# TASK STATEMENT:
Please output the records below in full, exactly as given, but without the images.

# INPUT DATA:
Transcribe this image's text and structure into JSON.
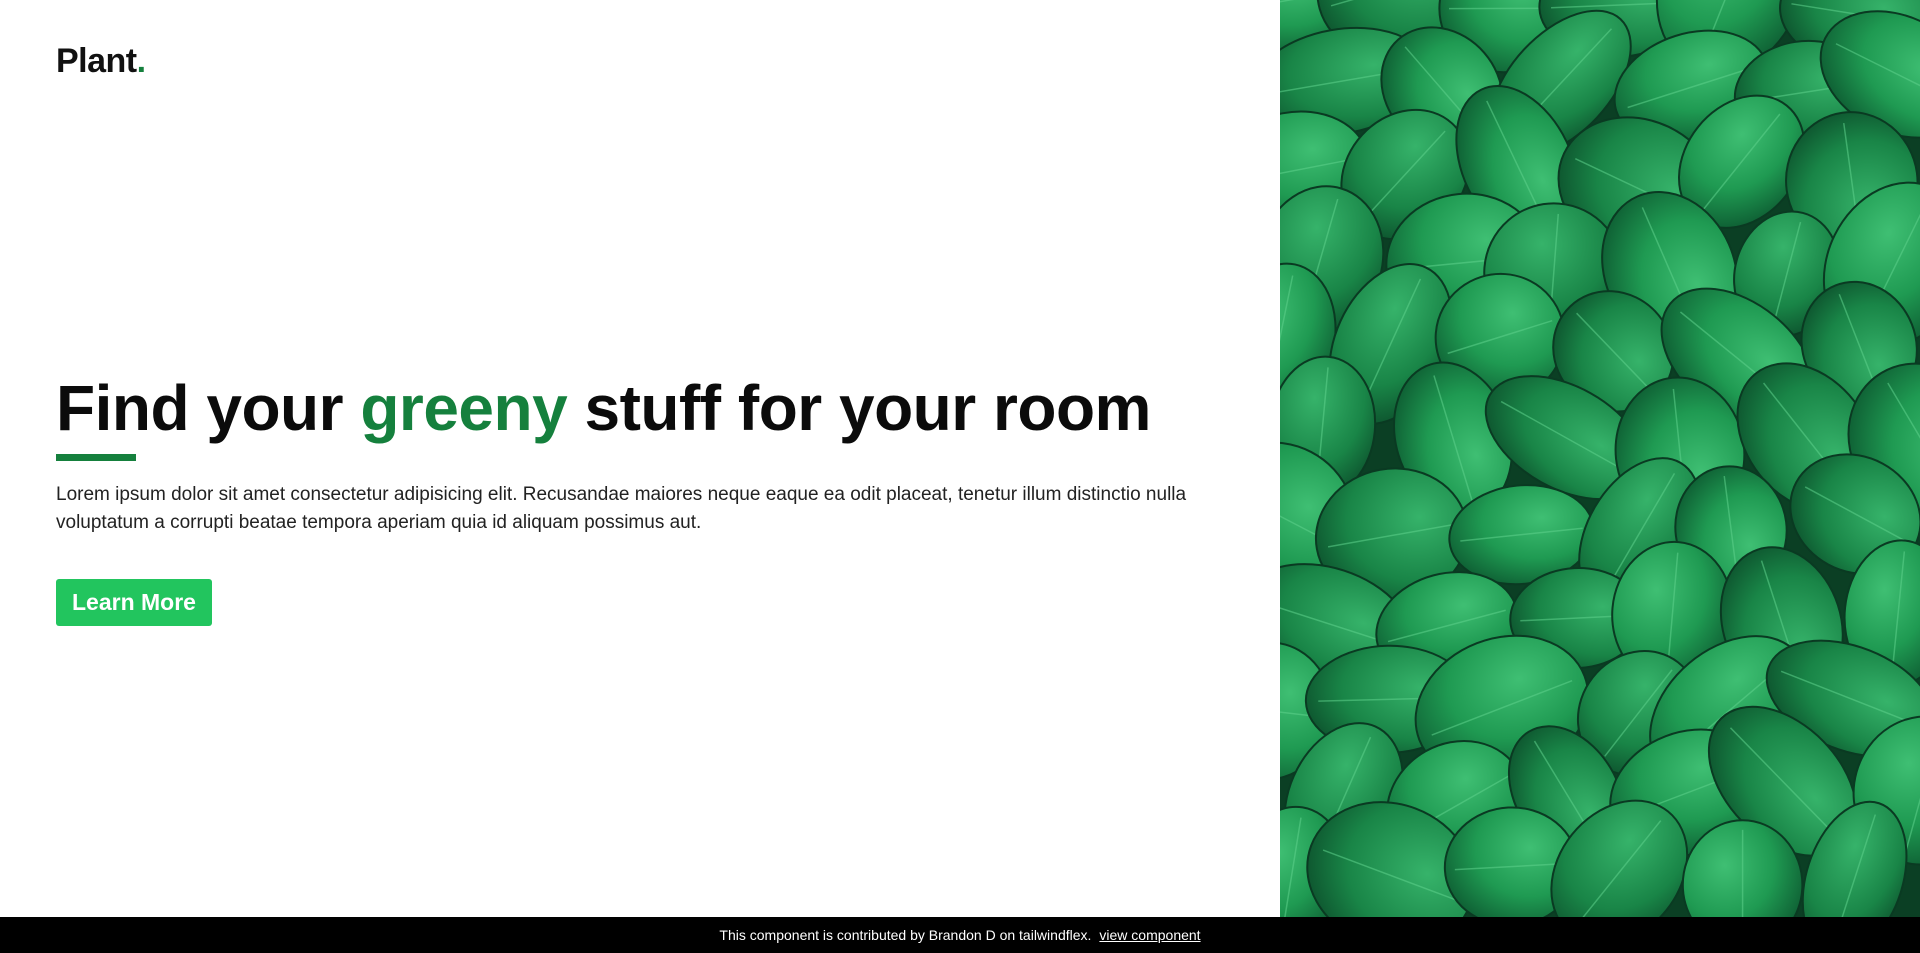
{
  "brand": {
    "name": "Plant",
    "dot": "."
  },
  "hero": {
    "headline_before": "Find your ",
    "headline_accent": "greeny",
    "headline_after": " stuff for your room",
    "description": "Lorem ipsum dolor sit amet consectetur adipisicing elit. Recusandae maiores neque eaque ea odit placeat, tenetur illum distinctio nulla voluptatum a corrupti beatae tempora aperiam quia id aliquam possimus aut.",
    "cta_label": "Learn More"
  },
  "image": {
    "subject": "green-leaves-photo"
  },
  "footer": {
    "text": "This component is contributed by Brandon D on tailwindflex.",
    "link_label": "view component"
  },
  "colors": {
    "accent": "#15803d",
    "button": "#22c55e",
    "footer_bg": "#000000"
  }
}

# SOLUTION FOR THIS TASK:
Transcribe this image's text and structure into JSON.
{
  "brand": {
    "name": "Plant",
    "dot": "."
  },
  "hero": {
    "headline_before": "Find your ",
    "headline_accent": "greeny",
    "headline_after": " stuff for your room",
    "description": "Lorem ipsum dolor sit amet consectetur adipisicing elit. Recusandae maiores neque eaque ea odit placeat, tenetur illum distinctio nulla voluptatum a corrupti beatae tempora aperiam quia id aliquam possimus aut.",
    "cta_label": "Learn More"
  },
  "image": {
    "subject": "green-leaves-photo"
  },
  "footer": {
    "text": "This component is contributed by Brandon D on tailwindflex.",
    "link_label": "view component"
  },
  "colors": {
    "accent": "#15803d",
    "button": "#22c55e",
    "footer_bg": "#000000"
  }
}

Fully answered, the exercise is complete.